**EXERCISE PROMPT**
Print every entry exactly as written.

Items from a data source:
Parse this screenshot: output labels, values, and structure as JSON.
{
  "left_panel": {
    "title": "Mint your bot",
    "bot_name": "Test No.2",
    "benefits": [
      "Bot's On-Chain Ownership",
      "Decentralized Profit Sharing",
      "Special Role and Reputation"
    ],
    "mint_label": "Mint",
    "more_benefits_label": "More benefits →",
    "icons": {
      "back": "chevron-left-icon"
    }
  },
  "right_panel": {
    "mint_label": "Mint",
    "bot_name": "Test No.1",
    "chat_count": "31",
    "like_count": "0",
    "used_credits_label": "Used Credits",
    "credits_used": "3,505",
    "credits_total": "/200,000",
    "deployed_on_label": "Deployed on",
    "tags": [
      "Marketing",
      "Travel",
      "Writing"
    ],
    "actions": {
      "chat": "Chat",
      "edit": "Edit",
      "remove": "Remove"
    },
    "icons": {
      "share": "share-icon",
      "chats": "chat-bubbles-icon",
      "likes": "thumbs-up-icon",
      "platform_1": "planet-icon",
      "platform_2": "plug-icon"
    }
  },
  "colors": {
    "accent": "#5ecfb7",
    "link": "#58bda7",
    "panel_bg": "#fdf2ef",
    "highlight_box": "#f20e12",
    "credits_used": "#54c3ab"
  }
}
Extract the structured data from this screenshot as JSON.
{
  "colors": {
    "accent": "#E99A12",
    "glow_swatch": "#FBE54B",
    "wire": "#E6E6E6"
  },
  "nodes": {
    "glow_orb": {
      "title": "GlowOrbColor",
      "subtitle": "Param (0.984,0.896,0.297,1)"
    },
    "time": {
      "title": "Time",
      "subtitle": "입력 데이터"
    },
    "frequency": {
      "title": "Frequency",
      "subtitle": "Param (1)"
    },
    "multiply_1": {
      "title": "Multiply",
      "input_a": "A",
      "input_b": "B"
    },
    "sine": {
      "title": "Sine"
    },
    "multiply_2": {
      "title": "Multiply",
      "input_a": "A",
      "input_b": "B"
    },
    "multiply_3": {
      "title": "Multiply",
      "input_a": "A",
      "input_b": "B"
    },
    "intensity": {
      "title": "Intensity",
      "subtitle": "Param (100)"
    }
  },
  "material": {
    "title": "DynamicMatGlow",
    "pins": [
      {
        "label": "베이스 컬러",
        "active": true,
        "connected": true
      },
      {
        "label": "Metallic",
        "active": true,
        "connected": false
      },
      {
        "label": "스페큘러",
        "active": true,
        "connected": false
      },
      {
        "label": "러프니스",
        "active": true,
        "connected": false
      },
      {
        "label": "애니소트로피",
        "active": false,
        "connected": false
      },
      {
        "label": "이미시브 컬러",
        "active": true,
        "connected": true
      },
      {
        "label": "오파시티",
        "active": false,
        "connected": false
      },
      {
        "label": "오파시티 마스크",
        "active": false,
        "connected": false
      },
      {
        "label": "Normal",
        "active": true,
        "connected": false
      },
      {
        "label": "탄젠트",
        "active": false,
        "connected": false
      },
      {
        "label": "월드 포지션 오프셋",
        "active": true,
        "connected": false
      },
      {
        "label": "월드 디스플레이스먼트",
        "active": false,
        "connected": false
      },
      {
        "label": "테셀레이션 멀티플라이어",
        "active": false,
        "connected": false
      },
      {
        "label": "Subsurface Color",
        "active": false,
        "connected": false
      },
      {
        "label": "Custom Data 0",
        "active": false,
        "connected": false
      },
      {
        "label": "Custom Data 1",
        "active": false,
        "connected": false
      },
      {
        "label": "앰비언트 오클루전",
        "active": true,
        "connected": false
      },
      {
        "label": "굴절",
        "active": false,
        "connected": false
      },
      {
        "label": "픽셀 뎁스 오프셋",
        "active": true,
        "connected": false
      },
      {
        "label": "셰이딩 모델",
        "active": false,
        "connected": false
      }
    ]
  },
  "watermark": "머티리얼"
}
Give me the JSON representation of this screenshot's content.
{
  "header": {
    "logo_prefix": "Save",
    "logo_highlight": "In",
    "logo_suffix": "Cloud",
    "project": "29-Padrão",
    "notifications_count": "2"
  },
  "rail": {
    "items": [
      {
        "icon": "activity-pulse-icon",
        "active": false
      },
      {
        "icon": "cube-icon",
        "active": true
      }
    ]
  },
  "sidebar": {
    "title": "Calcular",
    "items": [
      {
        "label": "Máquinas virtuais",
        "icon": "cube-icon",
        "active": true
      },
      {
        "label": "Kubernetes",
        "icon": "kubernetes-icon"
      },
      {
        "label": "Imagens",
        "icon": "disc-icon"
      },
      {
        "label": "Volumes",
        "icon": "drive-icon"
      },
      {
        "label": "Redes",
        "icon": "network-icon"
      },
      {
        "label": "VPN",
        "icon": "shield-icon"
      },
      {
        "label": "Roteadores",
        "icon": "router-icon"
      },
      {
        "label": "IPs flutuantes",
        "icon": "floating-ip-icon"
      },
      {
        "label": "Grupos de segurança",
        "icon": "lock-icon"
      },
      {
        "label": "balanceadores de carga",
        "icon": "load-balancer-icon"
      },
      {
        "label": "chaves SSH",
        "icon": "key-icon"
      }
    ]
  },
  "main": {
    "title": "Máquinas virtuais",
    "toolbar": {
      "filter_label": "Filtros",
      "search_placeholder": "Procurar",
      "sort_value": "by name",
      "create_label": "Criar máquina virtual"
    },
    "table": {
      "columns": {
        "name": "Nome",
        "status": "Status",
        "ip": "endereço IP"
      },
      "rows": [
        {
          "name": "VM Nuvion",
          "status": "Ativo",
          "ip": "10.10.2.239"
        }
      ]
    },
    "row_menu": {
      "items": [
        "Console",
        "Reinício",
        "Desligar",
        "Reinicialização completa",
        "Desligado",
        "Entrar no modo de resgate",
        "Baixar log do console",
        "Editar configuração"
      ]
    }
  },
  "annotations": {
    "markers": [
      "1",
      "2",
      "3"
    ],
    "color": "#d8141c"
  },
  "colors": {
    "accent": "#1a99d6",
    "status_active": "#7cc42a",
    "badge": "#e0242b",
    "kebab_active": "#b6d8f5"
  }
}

**OUTPUT**
Parse this screenshot: output labels, values, and structure as JSON.
{
  "left_panel": {
    "title": "Mint your bot",
    "bot_name": "Test No.2",
    "benefits": [
      "Bot's On-Chain Ownership",
      "Decentralized Profit Sharing",
      "Special Role and Reputation"
    ],
    "mint_label": "Mint",
    "more_benefits_label": "More benefits →",
    "icons": {
      "back": "chevron-left-icon"
    }
  },
  "right_panel": {
    "mint_label": "Mint",
    "bot_name": "Test No.1",
    "chat_count": "31",
    "like_count": "0",
    "used_credits_label": "Used Credits",
    "credits_used": "3,505",
    "credits_total": "/200,000",
    "deployed_on_label": "Deployed on",
    "tags": [
      "Marketing",
      "Travel",
      "Writing"
    ],
    "actions": {
      "chat": "Chat",
      "edit": "Edit",
      "remove": "Remove"
    },
    "icons": {
      "share": "share-icon",
      "chats": "chat-bubbles-icon",
      "likes": "thumbs-up-icon",
      "platform_1": "planet-icon",
      "platform_2": "plug-icon"
    }
  },
  "colors": {
    "accent": "#5ecfb7",
    "link": "#58bda7",
    "panel_bg": "#fdf2ef",
    "highlight_box": "#f20e12",
    "credits_used": "#54c3ab"
  }
}
Extract the structured data from this screenshot as JSON.
{
  "colors": {
    "accent": "#E99A12",
    "glow_swatch": "#FBE54B",
    "wire": "#E6E6E6"
  },
  "nodes": {
    "glow_orb": {
      "title": "GlowOrbColor",
      "subtitle": "Param (0.984,0.896,0.297,1)"
    },
    "time": {
      "title": "Time",
      "subtitle": "입력 데이터"
    },
    "frequency": {
      "title": "Frequency",
      "subtitle": "Param (1)"
    },
    "multiply_1": {
      "title": "Multiply",
      "input_a": "A",
      "input_b": "B"
    },
    "sine": {
      "title": "Sine"
    },
    "multiply_2": {
      "title": "Multiply",
      "input_a": "A",
      "input_b": "B"
    },
    "multiply_3": {
      "title": "Multiply",
      "input_a": "A",
      "input_b": "B"
    },
    "intensity": {
      "title": "Intensity",
      "subtitle": "Param (100)"
    }
  },
  "material": {
    "title": "DynamicMatGlow",
    "pins": [
      {
        "label": "베이스 컬러",
        "active": true,
        "connected": true
      },
      {
        "label": "Metallic",
        "active": true,
        "connected": false
      },
      {
        "label": "스페큘러",
        "active": true,
        "connected": false
      },
      {
        "label": "러프니스",
        "active": true,
        "connected": false
      },
      {
        "label": "애니소트로피",
        "active": false,
        "connected": false
      },
      {
        "label": "이미시브 컬러",
        "active": true,
        "connected": true
      },
      {
        "label": "오파시티",
        "active": false,
        "connected": false
      },
      {
        "label": "오파시티 마스크",
        "active": false,
        "connected": false
      },
      {
        "label": "Normal",
        "active": true,
        "connected": false
      },
      {
        "label": "탄젠트",
        "active": false,
        "connected": false
      },
      {
        "label": "월드 포지션 오프셋",
        "active": true,
        "connected": false
      },
      {
        "label": "월드 디스플레이스먼트",
        "active": false,
        "connected": false
      },
      {
        "label": "테셀레이션 멀티플라이어",
        "active": false,
        "connected": false
      },
      {
        "label": "Subsurface Color",
        "active": false,
        "connected": false
      },
      {
        "label": "Custom Data 0",
        "active": false,
        "connected": false
      },
      {
        "label": "Custom Data 1",
        "active": false,
        "connected": false
      },
      {
        "label": "앰비언트 오클루전",
        "active": true,
        "connected": false
      },
      {
        "label": "굴절",
        "active": false,
        "connected": false
      },
      {
        "label": "픽셀 뎁스 오프셋",
        "active": true,
        "connected": false
      },
      {
        "label": "셰이딩 모델",
        "active": false,
        "connected": false
      }
    ]
  },
  "watermark": "머티리얼"
}
Give me the JSON representation of this screenshot's content.
{
  "header": {
    "logo_prefix": "Save",
    "logo_highlight": "In",
    "logo_suffix": "Cloud",
    "project": "29-Padrão",
    "notifications_count": "2"
  },
  "rail": {
    "items": [
      {
        "icon": "activity-pulse-icon",
        "active": false
      },
      {
        "icon": "cube-icon",
        "active": true
      }
    ]
  },
  "sidebar": {
    "title": "Calcular",
    "items": [
      {
        "label": "Máquinas virtuais",
        "icon": "cube-icon",
        "active": true
      },
      {
        "label": "Kubernetes",
        "icon": "kubernetes-icon"
      },
      {
        "label": "Imagens",
        "icon": "disc-icon"
      },
      {
        "label": "Volumes",
        "icon": "drive-icon"
      },
      {
        "label": "Redes",
        "icon": "network-icon"
      },
      {
        "label": "VPN",
        "icon": "shield-icon"
      },
      {
        "label": "Roteadores",
        "icon": "router-icon"
      },
      {
        "label": "IPs flutuantes",
        "icon": "floating-ip-icon"
      },
      {
        "label": "Grupos de segurança",
        "icon": "lock-icon"
      },
      {
        "label": "balanceadores de carga",
        "icon": "load-balancer-icon"
      },
      {
        "label": "chaves SSH",
        "icon": "key-icon"
      }
    ]
  },
  "main": {
    "title": "Máquinas virtuais",
    "toolbar": {
      "filter_label": "Filtros",
      "search_placeholder": "Procurar",
      "sort_value": "by name",
      "create_label": "Criar máquina virtual"
    },
    "table": {
      "columns": {
        "name": "Nome",
        "status": "Status",
        "ip": "endereço IP"
      },
      "rows": [
        {
          "name": "VM Nuvion",
          "status": "Ativo",
          "ip": "10.10.2.239"
        }
      ]
    },
    "row_menu": {
      "items": [
        "Console",
        "Reinício",
        "Desligar",
        "Reinicialização completa",
        "Desligado",
        "Entrar no modo de resgate",
        "Baixar log do console",
        "Editar configuração"
      ]
    }
  },
  "annotations": {
    "markers": [
      "1",
      "2",
      "3"
    ],
    "color": "#d8141c"
  },
  "colors": {
    "accent": "#1a99d6",
    "status_active": "#7cc42a",
    "badge": "#e0242b",
    "kebab_active": "#b6d8f5"
  }
}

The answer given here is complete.